Based on international law, the answer seems to be no. That's according to an analysis by The New York Times. But it's a lot murkier than that.
The United Nations Charter stipulates no country can attack another unless it's acting in self defense or the U.N. Security Council approves the attack. It's clear President Donald Trump, Prime Minister Theresa May and President Emmanuel Macron weren't authorized by the U.N. to attack President Bashar al-Assad's chemical weapons facilities, and Assad's chemical weapons didn't pose a direct threat to any Western nation involved in Friday's joint strike.
But the devil is in the details. Russia, Assad's strongest ally, has used its veto power as many as 12 times to block U.N. action against Syria. That's effectively prevented the U.N. from taking any measures against Assad.
As far as U.S. law is concerned, members of Congress are divided. Defense Secretary Jim Mattis said Article II of the Constitution gives the president authority to defend America's interests. But the U.S. is in Syria to fight ISIS, not Assad.

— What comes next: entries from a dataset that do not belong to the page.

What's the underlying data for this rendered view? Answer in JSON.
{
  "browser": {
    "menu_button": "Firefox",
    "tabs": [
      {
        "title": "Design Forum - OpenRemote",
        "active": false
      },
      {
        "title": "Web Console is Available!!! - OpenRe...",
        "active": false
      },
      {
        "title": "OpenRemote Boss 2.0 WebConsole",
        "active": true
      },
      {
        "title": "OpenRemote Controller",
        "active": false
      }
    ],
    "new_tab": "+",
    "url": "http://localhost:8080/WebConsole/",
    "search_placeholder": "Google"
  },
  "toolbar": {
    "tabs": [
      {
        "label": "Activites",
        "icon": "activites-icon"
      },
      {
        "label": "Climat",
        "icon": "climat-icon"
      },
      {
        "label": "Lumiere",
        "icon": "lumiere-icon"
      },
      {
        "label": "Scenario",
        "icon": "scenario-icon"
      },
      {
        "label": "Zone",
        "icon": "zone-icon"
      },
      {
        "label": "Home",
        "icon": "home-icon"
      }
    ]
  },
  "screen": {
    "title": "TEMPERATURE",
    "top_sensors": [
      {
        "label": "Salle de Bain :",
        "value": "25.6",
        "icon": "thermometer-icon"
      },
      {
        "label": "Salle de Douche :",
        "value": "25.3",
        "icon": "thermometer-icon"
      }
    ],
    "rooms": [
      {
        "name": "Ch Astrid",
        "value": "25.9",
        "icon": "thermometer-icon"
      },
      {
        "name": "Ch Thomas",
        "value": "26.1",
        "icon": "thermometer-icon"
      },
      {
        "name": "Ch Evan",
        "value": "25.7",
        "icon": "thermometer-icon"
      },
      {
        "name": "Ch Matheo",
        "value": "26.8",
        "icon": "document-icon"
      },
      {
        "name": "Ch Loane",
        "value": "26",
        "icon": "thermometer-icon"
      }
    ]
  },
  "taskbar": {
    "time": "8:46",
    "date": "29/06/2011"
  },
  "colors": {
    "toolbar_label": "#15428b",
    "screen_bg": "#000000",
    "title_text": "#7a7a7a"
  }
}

Congress is supposed to have final authority to declare war, but 1973's War Powers Act lets the president temporarily deploy troops or launch attacks without congressional approval. Still, several presidents have acted outside that act's constraints.
One could argue the U.S., the U.K. and France were defending international laws banning chemical weapons when the U.N. failed to act. But they themselves seem to have skirted domestic and international laws to do so.
Additional reporting by Newsy affiliate CNN.